The move to reintroduce the Olympic boycott language into NDAA comes as the Senate’s previous China legislation has stalled out in the House of Representatives. As it stands, the effort to effect a U.S. government boycott of the 2022 Beijing Olympics is up against a February deadline before the games are set to begin.

While no formal legislation has passed both houses of Congress and been signed by President Biden, many members of Congress have been vocal in calling for a boycott of the games or a change in the Olympic venue.

In July the European Parliament, comprised of European Union members, voted on a non-binding resolution to boycott the 2022 Beijing Winter Games. The E.U. resolution called for its members “to decline invitations for government representatives and diplomats to attend the Beijing 2022 Winter Olympics unless the Chinese Government demonstrates a verifiable improvement in the human rights situation in Hong Kong, the Xinjiang Uyghur Region, Tibet, Inner Mongolia and elsewhere in China.”

The Guardian reported the E.U.’s boycott resolution passed with 578 votes in favor, 29 against, and 73 abstaining.
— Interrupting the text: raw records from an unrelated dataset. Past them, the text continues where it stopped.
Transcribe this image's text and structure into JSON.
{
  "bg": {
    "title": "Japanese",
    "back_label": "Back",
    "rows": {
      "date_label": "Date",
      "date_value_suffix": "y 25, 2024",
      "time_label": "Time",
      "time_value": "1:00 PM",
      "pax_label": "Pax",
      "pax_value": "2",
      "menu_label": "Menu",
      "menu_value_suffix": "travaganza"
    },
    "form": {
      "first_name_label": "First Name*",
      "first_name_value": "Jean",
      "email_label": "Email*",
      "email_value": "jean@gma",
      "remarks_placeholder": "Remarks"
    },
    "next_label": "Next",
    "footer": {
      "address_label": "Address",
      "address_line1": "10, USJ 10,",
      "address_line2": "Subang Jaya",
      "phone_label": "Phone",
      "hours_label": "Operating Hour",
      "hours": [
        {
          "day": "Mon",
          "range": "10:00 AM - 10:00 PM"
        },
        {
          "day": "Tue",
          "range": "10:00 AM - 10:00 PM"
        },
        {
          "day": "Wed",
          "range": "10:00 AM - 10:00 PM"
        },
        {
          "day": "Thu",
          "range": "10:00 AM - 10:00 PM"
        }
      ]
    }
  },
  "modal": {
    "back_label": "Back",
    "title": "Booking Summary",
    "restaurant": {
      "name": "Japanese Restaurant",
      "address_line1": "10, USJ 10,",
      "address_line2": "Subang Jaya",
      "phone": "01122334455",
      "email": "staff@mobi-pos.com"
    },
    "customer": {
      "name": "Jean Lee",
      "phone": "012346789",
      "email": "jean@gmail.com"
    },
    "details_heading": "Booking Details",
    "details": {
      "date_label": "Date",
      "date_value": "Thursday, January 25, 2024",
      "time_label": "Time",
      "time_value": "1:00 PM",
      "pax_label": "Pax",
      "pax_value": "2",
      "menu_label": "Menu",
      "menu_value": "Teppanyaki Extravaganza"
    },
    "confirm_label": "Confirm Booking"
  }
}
While the E.U. has passed its resolution for members to avoid sending delegations to the games, and the U.S. considers a similar boycott, it remains unclear if such invitations would even be sent out by China in the first place. Last month, China announced it would not allow foreign spectators for the games, citing COVID-19 concerns.